The following data needs to be repeated exactly, with all images excluded.

**** SUPPLIED DATA ****

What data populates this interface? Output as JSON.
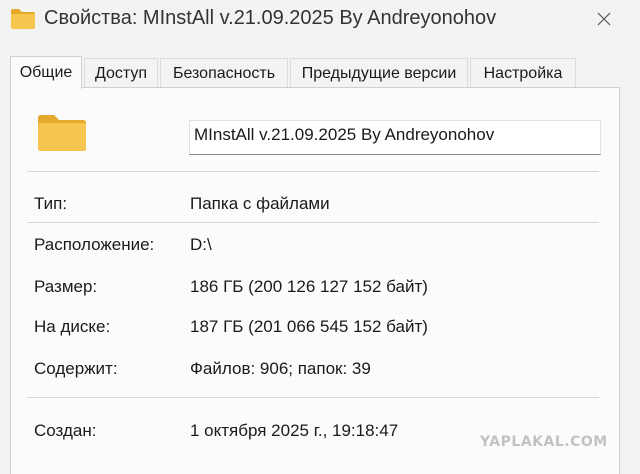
{
  "window": {
    "title": "Свойства: MInstAll v.21.09.2025 By Andreyonohov",
    "folder_icon": "folder-icon",
    "close_icon": "close-icon"
  },
  "tabs": [
    {
      "label": "Общие",
      "active": true
    },
    {
      "label": "Доступ",
      "active": false
    },
    {
      "label": "Безопасность",
      "active": false
    },
    {
      "label": "Предыдущие версии",
      "active": false
    },
    {
      "label": "Настройка",
      "active": false
    }
  ],
  "general": {
    "name_value": "MInstAll v.21.09.2025 By Andreyonohov",
    "type_label": "Тип:",
    "type_value": "Папка с файлами",
    "location_label": "Расположение:",
    "location_value": "D:\\",
    "size_label": "Размер:",
    "size_value": "186 ГБ (200 126 127 152 байт)",
    "disk_label": "На диске:",
    "disk_value": "187 ГБ (201 066 545 152 байт)",
    "contains_label": "Содержит:",
    "contains_value": "Файлов: 906; папок: 39",
    "created_label": "Создан:",
    "created_value": "1 октября 2025 г., 19:18:47"
  },
  "watermark": "YAPLAKAL.COM",
  "colors": {
    "folder": "#f6c64e",
    "folder_dark": "#e5a92b",
    "window_bg": "#f3f3f3",
    "panel_bg": "#fbfbfb"
  }
}
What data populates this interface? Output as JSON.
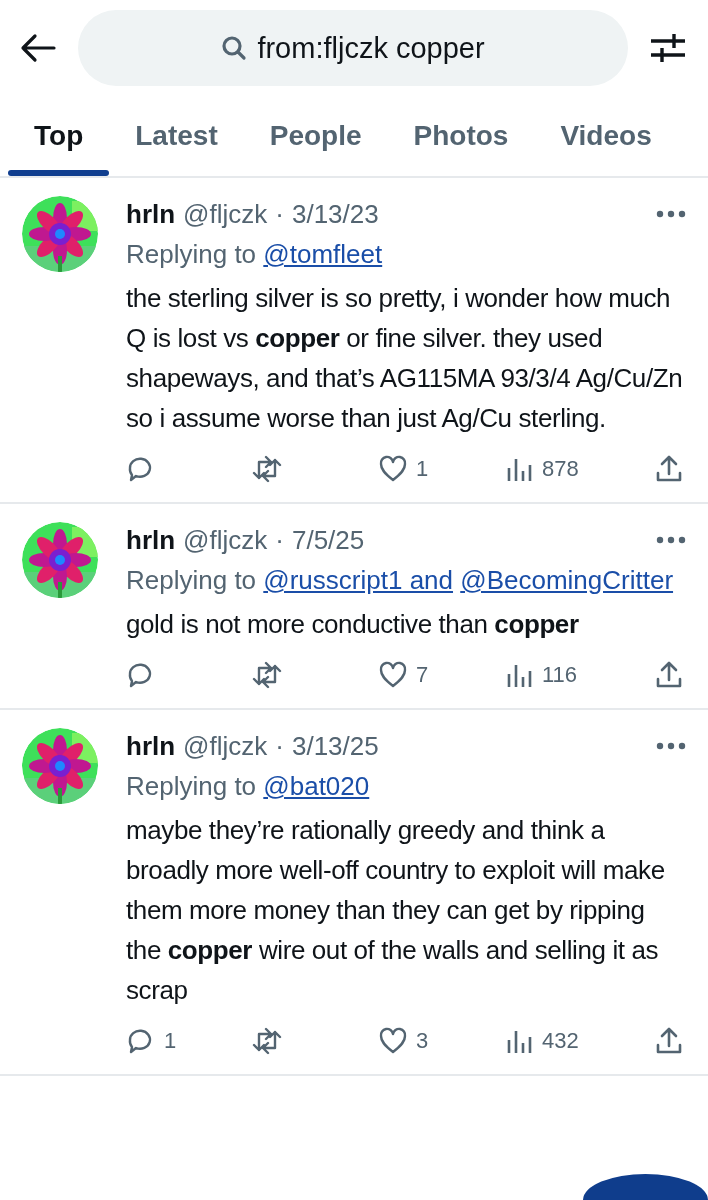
{
  "search": {
    "value": "from:fljczk copper"
  },
  "tabs": [
    {
      "label": "Top",
      "selected": true
    },
    {
      "label": "Latest",
      "selected": false
    },
    {
      "label": "People",
      "selected": false
    },
    {
      "label": "Photos",
      "selected": false
    },
    {
      "label": "Videos",
      "selected": false
    }
  ],
  "posts": [
    {
      "avatar": {
        "kind": "picture"
      },
      "name": "hrln",
      "handle": "@fljczk",
      "separator": "·",
      "date": "3/13/23",
      "replying_prefix": "Replying to",
      "reply_to": [
        "@tomfleet"
      ],
      "text": "the sterling silver is so pretty, i wonder how much Q is lost vs **copper** or fine silver. they used shapeways, and that’s AG115MA 93/3/4 Ag/Cu/Zn so i assume worse than just Ag/Cu sterling.",
      "likes": "1",
      "views": "878"
    },
    {
      "avatar": {
        "kind": "picture"
      },
      "name": "hrln",
      "handle": "@fljczk",
      "separator": "·",
      "date": "7/5/25",
      "replying_prefix": "Replying to",
      "reply_to": [
        "@russcript1 and",
        "@BecomingCritter"
      ],
      "text": "gold is not more conductive than **copper**",
      "likes": "7",
      "views": "116"
    },
    {
      "avatar": {
        "kind": "picture"
      },
      "name": "hrln",
      "handle": "@fljczk",
      "separator": "·",
      "date": "3/13/25",
      "replying_prefix": "Replying to",
      "reply_to": [
        "@bat020"
      ],
      "text": "maybe they’re rationally greedy and think a broadly more well-off country to exploit will make them more money than they can get by ripping the **copper** wire out of the walls and selling it as scrap",
      "replies": "1",
      "likes": "3",
      "views": "432"
    }
  ]
}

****

:: ANSWER SPACE ::
What data populates this interface? Output as JSON.
{
  "window": {
    "title": "Свойства: MInstAll v.21.09.2025 By Andreyonohov",
    "folder_icon": "folder-icon",
    "close_icon": "close-icon"
  },
  "tabs": [
    {
      "label": "Общие",
      "active": true
    },
    {
      "label": "Доступ",
      "active": false
    },
    {
      "label": "Безопасность",
      "active": false
    },
    {
      "label": "Предыдущие версии",
      "active": false
    },
    {
      "label": "Настройка",
      "active": false
    }
  ],
  "general": {
    "name_value": "MInstAll v.21.09.2025 By Andreyonohov",
    "type_label": "Тип:",
    "type_value": "Папка с файлами",
    "location_label": "Расположение:",
    "location_value": "D:\\",
    "size_label": "Размер:",
    "size_value": "186 ГБ (200 126 127 152 байт)",
    "disk_label": "На диске:",
    "disk_value": "187 ГБ (201 066 545 152 байт)",
    "contains_label": "Содержит:",
    "contains_value": "Файлов: 906; папок: 39",
    "created_label": "Создан:",
    "created_value": "1 октября 2025 г., 19:18:47"
  },
  "watermark": "YAPLAKAL.COM",
  "colors": {
    "folder": "#f6c64e",
    "folder_dark": "#e5a92b",
    "window_bg": "#f3f3f3",
    "panel_bg": "#fbfbfb"
  }
}
What data populates this interface? Output as JSON.
{
  "search": {
    "value": "from:fljczk copper"
  },
  "tabs": [
    {
      "label": "Top",
      "selected": true
    },
    {
      "label": "Latest",
      "selected": false
    },
    {
      "label": "People",
      "selected": false
    },
    {
      "label": "Photos",
      "selected": false
    },
    {
      "label": "Videos",
      "selected": false
    }
  ],
  "posts": [
    {
      "avatar": {
        "kind": "picture"
      },
      "name": "hrln",
      "handle": "@fljczk",
      "separator": "·",
      "date": "3/13/23",
      "replying_prefix": "Replying to",
      "reply_to": [
        "@tomfleet"
      ],
      "text": "the sterling silver is so pretty, i wonder how much Q is lost vs **copper** or fine silver. they used shapeways, and that’s AG115MA 93/3/4 Ag/Cu/Zn so i assume worse than just Ag/Cu sterling.",
      "likes": "1",
      "views": "878"
    },
    {
      "avatar": {
        "kind": "picture"
      },
      "name": "hrln",
      "handle": "@fljczk",
      "separator": "·",
      "date": "7/5/25",
      "replying_prefix": "Replying to",
      "reply_to": [
        "@russcript1 and",
        "@BecomingCritter"
      ],
      "text": "gold is not more conductive than **copper**",
      "likes": "7",
      "views": "116"
    },
    {
      "avatar": {
        "kind": "picture"
      },
      "name": "hrln",
      "handle": "@fljczk",
      "separator": "·",
      "date": "3/13/25",
      "replying_prefix": "Replying to",
      "reply_to": [
        "@bat020"
      ],
      "text": "maybe they’re rationally greedy and think a broadly more well-off country to exploit will make them more money than they can get by ripping the **copper** wire out of the walls and selling it as scrap",
      "replies": "1",
      "likes": "3",
      "views": "432"
    }
  ]
}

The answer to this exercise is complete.